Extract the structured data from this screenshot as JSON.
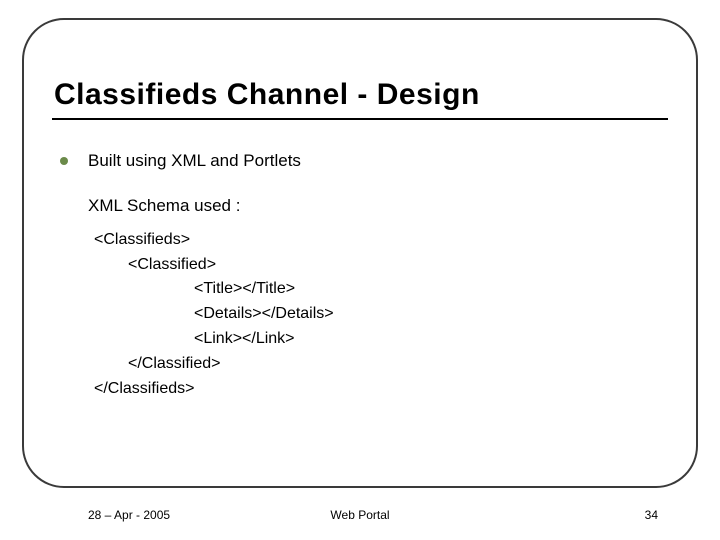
{
  "title": "Classifieds Channel - Design",
  "bullet1": "Built using XML and Portlets",
  "subhead": "XML Schema used :",
  "code": {
    "l1": "<Classifieds>",
    "l2": "<Classified>",
    "l3": "<Title></Title>",
    "l4": "<Details></Details>",
    "l5": "<Link></Link>",
    "l6": "</Classified>",
    "l7": "</Classifieds>"
  },
  "footer": {
    "left": "28 – Apr - 2005",
    "center": "Web Portal",
    "right": "34"
  }
}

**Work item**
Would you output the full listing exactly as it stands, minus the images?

**Written reply**
Extract the structured data from this screenshot as JSON.
{
  "title": "Classifieds Channel - Design",
  "bullet1": "Built using XML and Portlets",
  "subhead": "XML Schema used :",
  "code": {
    "l1": "<Classifieds>",
    "l2": "<Classified>",
    "l3": "<Title></Title>",
    "l4": "<Details></Details>",
    "l5": "<Link></Link>",
    "l6": "</Classified>",
    "l7": "</Classifieds>"
  },
  "footer": {
    "left": "28 – Apr - 2005",
    "center": "Web Portal",
    "right": "34"
  }
}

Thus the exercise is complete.